Tracheomalacia - acquired
Acquired tracheomalacia is a weakness and floppiness of the walls of the windpipe (trachea, or airway). It develops after birth.
Congenital tracheomalacia is a related topic.
Acquired tracheomalacia is very uncommon at any age. It occurs when normal cartilage in the wall of the windpipe begins to break down.
This form of tracheomalacia may result:
- When large blood vessels put pressure on the airway
- As a complication after surgery to repair birth defects in the windpipe and esophagus (the tube that carries food from the mouth to the stomach)
- After having a breathing tube or trachea tube (tracheostomy) for a long time
Symptoms of tracheomalacia include:
- Breathing problems that get worse with coughing, crying, or upper respiratory infections, such as a cold
- Breathing noises that may change when body position changes, and improve during sleep
- High-pitched breathing
- Rattling, noisy breaths
Exams and Tests
A physical exam confirms the symptoms. A chest x-ray may show narrowing of the trachea when breathing out. Even if the x-ray is normal, it is needed to rule out other problems.
A procedure called a laryngoscopy is used to diagnose the condition. This procedure allows the otolaryngologist (ear, nose, and throat doctor, or ENT) to see the structure of the airway and determine how severe the problem is.
Other tests may include:
- Airway fluoroscopy
- Barium swallow
- CT scan
- Lung function tests
- Magnetic resonance imaging (MRI)
The condition may improve without treatment. However, people with tracheomalacia must be monitored closely when they have respiratory infections.
Adults with breathing problems may need continuous positive airway pressure (CPAP). Rarely, surgery is needed. A hollow tube called a stent may be placed to hold the airway open.
Aspiration pneumonia (a lung infection) can occur from breathing in food.
Adults who develop tracheomalacia after being on a breathing machine often have serious lung problems.
When to Contact a Medical Professional
Call your health care provider if you or your child breathes in an abnormal way. Tracheomalacia can become an urgent or emergency condition.
Finder JD. Bronchomalacia and tracheomalacia. In: Kliegman RM, St. Geme JW, Blum NJ, Shah SS, Tasker RC, Wilson KM, eds. Nelson Textbook of Pediatrics. 21st ed. Philadelphia, PA: Elsevier; 2020:chap 416.
Green GE, Ohye RG. Diagnosis and management of tracheal anomalies and tracheal stenosis. In: Flint PW, Francis HW, Haughey BH, et al, eds. Cummings Otolaryngology: Head and Neck Surgery. 7th ed. Philadelphia, PA: Elsevier; 2021:chap 210.

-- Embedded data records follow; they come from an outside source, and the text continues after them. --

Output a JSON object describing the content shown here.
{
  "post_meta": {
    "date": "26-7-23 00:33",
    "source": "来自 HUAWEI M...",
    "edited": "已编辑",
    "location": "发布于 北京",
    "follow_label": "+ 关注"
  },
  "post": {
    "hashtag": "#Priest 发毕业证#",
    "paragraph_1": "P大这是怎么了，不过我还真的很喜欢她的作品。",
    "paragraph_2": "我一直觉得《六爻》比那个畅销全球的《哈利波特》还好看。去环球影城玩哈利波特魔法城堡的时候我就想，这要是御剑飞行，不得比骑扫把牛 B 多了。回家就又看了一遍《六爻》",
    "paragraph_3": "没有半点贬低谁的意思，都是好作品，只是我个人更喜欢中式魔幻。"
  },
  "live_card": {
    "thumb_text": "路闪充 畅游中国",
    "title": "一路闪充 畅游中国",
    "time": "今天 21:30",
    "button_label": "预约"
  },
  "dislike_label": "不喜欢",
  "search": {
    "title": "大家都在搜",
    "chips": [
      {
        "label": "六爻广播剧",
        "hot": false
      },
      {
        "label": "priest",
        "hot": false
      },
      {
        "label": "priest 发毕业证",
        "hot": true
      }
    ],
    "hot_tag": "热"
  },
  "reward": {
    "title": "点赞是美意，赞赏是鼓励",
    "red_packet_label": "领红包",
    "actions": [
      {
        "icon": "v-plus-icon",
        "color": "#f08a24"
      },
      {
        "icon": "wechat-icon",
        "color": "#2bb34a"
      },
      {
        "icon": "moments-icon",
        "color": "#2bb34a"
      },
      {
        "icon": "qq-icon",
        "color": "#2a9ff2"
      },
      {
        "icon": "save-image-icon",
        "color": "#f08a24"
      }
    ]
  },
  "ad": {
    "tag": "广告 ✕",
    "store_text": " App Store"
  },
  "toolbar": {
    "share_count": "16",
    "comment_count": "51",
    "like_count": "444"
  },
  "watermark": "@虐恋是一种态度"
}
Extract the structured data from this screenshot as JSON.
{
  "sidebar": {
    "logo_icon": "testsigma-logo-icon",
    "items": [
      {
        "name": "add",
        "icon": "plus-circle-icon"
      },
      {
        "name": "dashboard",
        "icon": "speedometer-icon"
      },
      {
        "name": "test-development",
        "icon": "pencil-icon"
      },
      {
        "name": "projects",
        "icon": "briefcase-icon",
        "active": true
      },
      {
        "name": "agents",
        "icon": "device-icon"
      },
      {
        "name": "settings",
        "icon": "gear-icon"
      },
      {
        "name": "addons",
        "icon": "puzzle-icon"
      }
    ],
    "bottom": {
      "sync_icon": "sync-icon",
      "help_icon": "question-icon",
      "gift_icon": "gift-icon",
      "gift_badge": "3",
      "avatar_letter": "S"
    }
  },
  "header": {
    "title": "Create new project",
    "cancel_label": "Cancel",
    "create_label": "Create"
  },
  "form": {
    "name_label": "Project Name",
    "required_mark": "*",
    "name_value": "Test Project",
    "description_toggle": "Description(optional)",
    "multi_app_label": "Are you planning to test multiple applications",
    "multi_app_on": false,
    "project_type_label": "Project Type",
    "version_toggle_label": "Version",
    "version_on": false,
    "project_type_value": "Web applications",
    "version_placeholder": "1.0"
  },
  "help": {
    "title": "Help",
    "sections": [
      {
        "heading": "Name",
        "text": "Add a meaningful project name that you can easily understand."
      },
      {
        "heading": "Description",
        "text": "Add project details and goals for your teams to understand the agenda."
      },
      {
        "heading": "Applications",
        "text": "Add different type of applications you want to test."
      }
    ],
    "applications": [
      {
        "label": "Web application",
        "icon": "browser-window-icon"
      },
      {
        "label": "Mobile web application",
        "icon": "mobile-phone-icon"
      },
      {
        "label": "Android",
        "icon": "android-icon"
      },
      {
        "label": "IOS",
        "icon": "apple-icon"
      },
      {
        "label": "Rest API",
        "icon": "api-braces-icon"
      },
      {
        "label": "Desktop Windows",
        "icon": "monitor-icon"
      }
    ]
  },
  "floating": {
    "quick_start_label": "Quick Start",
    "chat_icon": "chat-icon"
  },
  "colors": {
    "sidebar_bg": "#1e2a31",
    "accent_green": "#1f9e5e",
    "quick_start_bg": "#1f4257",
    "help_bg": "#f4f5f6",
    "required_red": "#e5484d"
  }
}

Little BP. Tracheal diseases. In: Walker CM, Chung JH, eds. Muller's Imaging of the Chest. 2nd ed. Philadelphia, PA: Elsevier; 2019:chap 56.
Last reviewed on: 5/24/2021
Reviewed by: Neil K. Kaneshiro, MD, MHA, Clinical Professor of Pediatrics, University of Washington School of Medicine, Seattle, WA. Also reviewed by David Zieve, MD, MHA, Medical Director, Brenda Conaway, Editorial Director, and the A.D.A.M. Editorial team.